Problem requirements - Could you show each line of the records that contains the word "JSON"?

Material provided -
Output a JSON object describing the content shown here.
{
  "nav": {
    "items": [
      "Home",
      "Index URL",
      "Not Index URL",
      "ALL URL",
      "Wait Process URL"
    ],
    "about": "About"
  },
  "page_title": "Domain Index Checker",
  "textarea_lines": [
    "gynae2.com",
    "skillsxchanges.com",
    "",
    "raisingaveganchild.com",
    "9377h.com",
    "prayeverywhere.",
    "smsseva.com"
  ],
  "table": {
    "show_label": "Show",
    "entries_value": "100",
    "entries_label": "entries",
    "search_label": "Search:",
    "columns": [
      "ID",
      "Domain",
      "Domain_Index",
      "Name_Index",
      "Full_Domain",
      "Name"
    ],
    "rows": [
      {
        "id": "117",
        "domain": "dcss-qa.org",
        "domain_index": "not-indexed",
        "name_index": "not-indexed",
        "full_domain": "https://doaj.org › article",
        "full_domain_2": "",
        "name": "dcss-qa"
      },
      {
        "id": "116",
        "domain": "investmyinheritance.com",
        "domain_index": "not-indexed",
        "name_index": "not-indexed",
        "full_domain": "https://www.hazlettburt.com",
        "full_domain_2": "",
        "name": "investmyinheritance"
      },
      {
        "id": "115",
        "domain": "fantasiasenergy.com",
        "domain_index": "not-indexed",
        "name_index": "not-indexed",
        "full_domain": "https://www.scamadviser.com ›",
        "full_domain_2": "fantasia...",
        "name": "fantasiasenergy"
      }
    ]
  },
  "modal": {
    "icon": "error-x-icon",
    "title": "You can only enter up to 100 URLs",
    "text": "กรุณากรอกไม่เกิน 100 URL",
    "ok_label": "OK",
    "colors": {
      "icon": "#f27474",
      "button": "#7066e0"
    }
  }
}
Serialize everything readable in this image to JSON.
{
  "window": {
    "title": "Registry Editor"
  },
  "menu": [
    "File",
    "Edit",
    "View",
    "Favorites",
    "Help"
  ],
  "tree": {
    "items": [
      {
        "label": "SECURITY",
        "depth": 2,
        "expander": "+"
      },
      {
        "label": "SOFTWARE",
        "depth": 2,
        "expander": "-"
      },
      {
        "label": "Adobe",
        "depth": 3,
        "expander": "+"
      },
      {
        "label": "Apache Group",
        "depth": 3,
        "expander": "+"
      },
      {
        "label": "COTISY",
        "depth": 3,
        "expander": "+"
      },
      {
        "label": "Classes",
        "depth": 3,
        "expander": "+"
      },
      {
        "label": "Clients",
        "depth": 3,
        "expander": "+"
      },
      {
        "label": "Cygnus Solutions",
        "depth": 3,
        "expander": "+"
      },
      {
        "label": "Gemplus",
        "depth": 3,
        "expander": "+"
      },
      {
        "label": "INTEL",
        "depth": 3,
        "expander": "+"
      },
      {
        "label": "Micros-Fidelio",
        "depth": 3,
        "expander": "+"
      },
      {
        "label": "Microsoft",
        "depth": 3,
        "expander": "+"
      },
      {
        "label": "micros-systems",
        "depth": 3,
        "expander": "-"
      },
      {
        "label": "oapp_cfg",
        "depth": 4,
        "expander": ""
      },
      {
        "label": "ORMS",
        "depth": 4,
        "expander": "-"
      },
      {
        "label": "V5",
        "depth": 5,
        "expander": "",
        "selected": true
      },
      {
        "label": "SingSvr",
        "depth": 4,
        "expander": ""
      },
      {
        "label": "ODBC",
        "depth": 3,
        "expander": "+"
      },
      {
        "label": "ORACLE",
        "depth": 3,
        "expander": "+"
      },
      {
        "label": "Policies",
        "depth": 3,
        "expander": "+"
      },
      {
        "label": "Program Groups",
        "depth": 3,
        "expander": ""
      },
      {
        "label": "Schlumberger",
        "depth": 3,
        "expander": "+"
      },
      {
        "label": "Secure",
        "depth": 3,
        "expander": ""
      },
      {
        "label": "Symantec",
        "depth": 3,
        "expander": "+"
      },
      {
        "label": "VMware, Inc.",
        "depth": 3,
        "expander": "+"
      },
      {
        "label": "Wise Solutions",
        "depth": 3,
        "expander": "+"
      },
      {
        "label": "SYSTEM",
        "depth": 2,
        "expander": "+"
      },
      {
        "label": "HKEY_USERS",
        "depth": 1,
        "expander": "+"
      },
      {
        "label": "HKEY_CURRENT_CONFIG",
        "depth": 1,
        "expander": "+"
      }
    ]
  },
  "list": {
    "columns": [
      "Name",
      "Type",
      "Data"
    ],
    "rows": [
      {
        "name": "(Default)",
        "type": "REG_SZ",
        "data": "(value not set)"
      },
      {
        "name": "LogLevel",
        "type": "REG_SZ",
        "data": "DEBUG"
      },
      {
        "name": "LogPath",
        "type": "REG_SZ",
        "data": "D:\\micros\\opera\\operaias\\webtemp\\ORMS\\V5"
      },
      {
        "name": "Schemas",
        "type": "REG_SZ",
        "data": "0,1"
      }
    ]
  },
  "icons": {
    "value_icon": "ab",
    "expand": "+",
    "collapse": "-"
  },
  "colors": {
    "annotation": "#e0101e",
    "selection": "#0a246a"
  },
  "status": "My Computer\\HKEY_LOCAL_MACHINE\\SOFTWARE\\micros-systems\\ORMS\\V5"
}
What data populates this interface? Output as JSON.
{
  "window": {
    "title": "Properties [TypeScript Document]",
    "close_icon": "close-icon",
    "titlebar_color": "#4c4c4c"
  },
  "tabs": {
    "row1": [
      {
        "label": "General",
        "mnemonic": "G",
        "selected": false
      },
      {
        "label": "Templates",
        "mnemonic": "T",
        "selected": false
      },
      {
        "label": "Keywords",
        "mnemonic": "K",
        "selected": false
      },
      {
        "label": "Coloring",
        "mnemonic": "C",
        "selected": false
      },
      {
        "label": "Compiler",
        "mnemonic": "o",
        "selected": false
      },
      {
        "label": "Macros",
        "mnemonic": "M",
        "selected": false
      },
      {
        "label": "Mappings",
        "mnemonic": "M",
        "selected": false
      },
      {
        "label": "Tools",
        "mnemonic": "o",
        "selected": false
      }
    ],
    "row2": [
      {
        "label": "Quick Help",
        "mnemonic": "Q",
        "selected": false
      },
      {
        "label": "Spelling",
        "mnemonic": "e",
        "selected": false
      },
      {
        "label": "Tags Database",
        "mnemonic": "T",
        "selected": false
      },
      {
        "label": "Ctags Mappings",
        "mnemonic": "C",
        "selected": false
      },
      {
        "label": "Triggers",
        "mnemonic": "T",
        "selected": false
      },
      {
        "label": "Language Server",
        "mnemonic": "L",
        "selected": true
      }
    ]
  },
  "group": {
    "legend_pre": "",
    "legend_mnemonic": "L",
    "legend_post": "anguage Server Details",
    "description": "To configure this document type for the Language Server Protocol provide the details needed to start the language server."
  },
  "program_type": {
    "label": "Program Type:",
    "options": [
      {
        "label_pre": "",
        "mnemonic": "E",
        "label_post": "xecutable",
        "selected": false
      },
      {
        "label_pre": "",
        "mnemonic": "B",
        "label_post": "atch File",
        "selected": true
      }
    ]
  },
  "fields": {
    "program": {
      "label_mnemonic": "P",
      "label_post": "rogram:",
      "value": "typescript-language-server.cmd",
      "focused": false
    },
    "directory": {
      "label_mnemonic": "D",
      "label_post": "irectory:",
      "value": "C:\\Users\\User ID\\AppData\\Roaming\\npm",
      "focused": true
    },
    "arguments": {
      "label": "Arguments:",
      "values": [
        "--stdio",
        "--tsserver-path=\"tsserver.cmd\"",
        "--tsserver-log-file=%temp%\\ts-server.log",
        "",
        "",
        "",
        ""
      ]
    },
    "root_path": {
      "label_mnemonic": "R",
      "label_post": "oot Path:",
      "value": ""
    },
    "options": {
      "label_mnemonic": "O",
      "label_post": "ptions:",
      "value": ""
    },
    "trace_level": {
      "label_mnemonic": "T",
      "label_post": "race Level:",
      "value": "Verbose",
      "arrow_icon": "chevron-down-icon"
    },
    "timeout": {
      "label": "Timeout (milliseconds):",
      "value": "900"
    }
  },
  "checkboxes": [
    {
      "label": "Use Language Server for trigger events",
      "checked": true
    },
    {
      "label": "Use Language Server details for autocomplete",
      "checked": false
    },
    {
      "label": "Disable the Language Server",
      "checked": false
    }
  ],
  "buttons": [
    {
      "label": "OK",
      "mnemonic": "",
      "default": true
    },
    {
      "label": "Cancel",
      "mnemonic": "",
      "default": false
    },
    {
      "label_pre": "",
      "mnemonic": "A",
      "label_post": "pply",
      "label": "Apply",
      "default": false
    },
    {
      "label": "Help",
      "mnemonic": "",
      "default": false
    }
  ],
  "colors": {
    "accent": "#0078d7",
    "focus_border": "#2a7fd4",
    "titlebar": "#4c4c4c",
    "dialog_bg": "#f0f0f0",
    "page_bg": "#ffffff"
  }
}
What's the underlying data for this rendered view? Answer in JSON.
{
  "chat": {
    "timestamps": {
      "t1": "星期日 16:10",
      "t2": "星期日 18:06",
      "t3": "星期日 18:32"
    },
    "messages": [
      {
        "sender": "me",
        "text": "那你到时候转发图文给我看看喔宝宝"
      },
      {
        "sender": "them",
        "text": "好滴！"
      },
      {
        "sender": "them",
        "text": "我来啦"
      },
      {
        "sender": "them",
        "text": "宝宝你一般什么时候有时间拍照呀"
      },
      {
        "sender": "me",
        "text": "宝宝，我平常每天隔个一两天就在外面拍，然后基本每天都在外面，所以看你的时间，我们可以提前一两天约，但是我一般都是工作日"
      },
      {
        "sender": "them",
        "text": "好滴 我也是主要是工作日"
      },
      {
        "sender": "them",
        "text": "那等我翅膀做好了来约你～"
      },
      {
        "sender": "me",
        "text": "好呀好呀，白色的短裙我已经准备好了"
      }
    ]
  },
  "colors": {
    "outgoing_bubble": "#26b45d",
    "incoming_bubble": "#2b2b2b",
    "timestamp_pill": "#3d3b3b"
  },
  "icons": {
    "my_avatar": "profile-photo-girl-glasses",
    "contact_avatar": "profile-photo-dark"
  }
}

Response area -
Output a JSON object describing the content shown here.
Serialize everything readable in this image to JSON.
What data populates this interface? Output as JSON.
What's the underlying data for this rendered view? Answer in JSON.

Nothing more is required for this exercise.